Aging Veterans May Need to Prepare for Home Care (before It’s Needed)

Aging Veterans May Need to Prepare for Home Care (before It’s Needed)

Veterans Home Care Services

The moment of realization is not the same for everyone. In fact, for some people, including veterans, the idea that home care may be necessary can be a tough one to tackle. One of the most important aspects, though, is that it’s realized before there comes a time when there’s no longer a choice.

What constitutes a need for home care?

Having some type of challenge when living at home, whether it’s alone or with a spouse or friend, means requiring help with certain aspects of daily care. For an aging veteran, asking for help may be something he is reluctant to do.

Just because he may require some assistance around the house, that doesn’t mean he’s going to need care all the time, does it? No, but eventually things can change, and usually when we’re not paying attention to the details.

Whether the aging veteran requires assistance just one or two days a week or every single day means he should at least sit down and consider the prospect of home care. Asking for help isn’t the part of the situation that’s going to cause him the most grief or frustration; that would belong to a situation in which he slips, falls, and is injured as a result of it.

Begin preparing now.

Even if the aging veteran has decided against home care at the moment, that doesn’t mean he shouldn’t consider getting prepared. September is National Preparedness Month and when you’re prepared, it means you begin taking into account a number of different factors that can impact your life, health, or safety.

The first step is to learn as much as possible about home care options. Many people don’t realize that it’s the most affordable care option for aging seniors and veterans. In fact, a person could end up relying on home care for just a couple of hours a day, one or two days a week. Or they could call on the assistance of caregivers around the clock if that was needed.

The next step is to find out what agencies provide home care aides. Contact the agency and begin talking about availability, see who is available, and focus on finding someone with whom the aging veteran will feel most comfortable.

Finally, discuss the things the senior might wish to do, even though he may have given up some of those things in recent years. With proper home care, veterans of all advanced years can do much more than they might have realized.

For more information and to learn about Veterans Home Care Services, contact Veteran’s Home Care at (888) 314-6075.

Bonnie Laiderman, CEO

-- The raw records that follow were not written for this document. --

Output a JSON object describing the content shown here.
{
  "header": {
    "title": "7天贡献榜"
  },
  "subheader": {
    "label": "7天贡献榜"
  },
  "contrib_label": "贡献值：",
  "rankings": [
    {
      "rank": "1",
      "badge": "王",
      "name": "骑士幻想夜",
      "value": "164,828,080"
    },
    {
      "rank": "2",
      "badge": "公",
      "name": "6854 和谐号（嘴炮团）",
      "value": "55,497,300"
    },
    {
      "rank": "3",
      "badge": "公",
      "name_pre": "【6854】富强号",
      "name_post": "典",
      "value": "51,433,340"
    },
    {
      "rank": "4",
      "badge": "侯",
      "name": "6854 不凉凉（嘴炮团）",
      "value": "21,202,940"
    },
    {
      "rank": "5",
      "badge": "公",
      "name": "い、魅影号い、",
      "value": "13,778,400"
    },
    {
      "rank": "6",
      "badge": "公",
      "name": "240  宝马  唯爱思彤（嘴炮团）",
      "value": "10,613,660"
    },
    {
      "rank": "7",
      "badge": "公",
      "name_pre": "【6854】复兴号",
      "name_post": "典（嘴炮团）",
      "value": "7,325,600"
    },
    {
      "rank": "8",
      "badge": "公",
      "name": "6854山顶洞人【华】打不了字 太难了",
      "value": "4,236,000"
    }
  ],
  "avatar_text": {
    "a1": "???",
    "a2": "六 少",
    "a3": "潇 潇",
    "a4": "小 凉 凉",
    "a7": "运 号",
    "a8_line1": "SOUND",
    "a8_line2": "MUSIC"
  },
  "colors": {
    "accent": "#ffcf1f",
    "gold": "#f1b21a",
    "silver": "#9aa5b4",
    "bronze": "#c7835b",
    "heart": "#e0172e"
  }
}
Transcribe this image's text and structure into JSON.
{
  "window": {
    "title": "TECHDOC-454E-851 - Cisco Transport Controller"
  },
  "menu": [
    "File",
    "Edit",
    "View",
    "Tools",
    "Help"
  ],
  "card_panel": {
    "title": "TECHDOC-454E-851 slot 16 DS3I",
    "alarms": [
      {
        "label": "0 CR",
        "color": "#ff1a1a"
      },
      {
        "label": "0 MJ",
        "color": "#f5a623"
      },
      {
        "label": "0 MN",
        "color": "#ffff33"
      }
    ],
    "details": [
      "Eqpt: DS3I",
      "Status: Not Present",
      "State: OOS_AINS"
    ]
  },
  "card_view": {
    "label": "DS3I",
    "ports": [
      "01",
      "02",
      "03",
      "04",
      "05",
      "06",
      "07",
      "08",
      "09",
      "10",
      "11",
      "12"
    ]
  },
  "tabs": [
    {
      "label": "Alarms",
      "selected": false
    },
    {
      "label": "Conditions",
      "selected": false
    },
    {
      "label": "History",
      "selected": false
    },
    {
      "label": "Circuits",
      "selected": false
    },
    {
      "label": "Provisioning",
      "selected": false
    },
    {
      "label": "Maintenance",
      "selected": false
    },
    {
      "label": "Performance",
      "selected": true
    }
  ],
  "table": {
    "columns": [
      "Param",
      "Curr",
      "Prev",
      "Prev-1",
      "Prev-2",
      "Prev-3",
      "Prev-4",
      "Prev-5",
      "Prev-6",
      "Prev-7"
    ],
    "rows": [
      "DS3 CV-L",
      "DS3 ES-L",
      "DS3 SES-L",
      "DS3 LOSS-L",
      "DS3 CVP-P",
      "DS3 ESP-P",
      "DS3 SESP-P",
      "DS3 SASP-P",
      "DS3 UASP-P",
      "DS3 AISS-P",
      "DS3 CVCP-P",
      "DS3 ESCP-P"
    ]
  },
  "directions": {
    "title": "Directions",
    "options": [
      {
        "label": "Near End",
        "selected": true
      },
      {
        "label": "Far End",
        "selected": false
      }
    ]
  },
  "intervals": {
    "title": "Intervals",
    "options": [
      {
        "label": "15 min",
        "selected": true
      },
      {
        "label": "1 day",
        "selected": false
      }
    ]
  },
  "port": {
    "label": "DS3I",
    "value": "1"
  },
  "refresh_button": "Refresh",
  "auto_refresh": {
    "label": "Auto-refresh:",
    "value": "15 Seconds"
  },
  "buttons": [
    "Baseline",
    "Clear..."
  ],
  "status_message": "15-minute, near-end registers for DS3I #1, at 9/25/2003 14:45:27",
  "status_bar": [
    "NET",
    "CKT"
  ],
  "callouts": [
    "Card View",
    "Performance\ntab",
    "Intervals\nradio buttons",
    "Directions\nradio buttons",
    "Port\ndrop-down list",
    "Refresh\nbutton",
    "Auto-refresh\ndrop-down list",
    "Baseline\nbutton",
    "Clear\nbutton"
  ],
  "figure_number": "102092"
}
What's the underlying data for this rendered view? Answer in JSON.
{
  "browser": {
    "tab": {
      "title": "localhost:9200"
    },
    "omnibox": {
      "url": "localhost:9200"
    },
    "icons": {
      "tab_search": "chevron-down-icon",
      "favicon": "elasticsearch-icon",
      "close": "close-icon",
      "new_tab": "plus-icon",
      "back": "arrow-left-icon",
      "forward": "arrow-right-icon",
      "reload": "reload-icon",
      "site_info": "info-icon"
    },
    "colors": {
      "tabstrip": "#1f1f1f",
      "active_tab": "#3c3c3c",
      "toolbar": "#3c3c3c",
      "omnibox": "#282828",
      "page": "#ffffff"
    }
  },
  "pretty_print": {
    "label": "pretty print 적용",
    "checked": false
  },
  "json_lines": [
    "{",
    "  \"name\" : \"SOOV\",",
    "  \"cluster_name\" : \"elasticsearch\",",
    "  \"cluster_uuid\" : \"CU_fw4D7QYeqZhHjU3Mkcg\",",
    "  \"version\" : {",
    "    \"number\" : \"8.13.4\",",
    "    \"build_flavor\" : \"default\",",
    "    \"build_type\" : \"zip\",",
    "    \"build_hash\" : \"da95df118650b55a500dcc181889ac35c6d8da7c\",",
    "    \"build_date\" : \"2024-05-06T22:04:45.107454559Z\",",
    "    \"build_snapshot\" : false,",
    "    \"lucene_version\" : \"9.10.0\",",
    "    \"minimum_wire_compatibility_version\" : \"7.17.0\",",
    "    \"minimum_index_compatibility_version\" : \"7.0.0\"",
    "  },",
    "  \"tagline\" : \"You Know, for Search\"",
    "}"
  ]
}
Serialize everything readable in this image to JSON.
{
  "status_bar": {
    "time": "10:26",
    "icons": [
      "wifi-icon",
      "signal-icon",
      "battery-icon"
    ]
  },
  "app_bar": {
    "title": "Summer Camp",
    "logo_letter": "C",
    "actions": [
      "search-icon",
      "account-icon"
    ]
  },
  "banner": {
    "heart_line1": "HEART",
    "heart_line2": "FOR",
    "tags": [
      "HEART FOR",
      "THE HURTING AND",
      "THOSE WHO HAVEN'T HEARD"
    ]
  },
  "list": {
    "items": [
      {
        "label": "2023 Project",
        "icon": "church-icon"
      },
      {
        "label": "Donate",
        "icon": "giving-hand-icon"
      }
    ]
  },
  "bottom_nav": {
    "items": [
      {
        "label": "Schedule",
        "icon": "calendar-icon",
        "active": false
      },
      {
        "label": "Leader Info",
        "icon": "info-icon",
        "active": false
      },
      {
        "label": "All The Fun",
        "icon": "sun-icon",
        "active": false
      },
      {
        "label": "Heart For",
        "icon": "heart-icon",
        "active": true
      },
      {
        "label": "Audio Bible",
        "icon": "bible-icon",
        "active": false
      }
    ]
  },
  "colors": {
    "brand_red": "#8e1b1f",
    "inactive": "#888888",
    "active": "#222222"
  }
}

Bonnie Laiderman, founder and president of Veterans Home Care®, has helped more than 16,000 veterans and their spouses receive in-home care through the unique VetAssist® Program. Started in 2003 as a one-woman operation, Bonnie has overseen the growth of the company to become one of the largest women-owned companies in the St. Louis Metro Region. Veterans Home Care has also earned the Better Business Bureau's Torch Award for Ethics and Inc. 5000 award of fastest growing companies six times. Now with offices coast-to-coast, Veterans Home Care serves our veterans in 44 states throughout the country.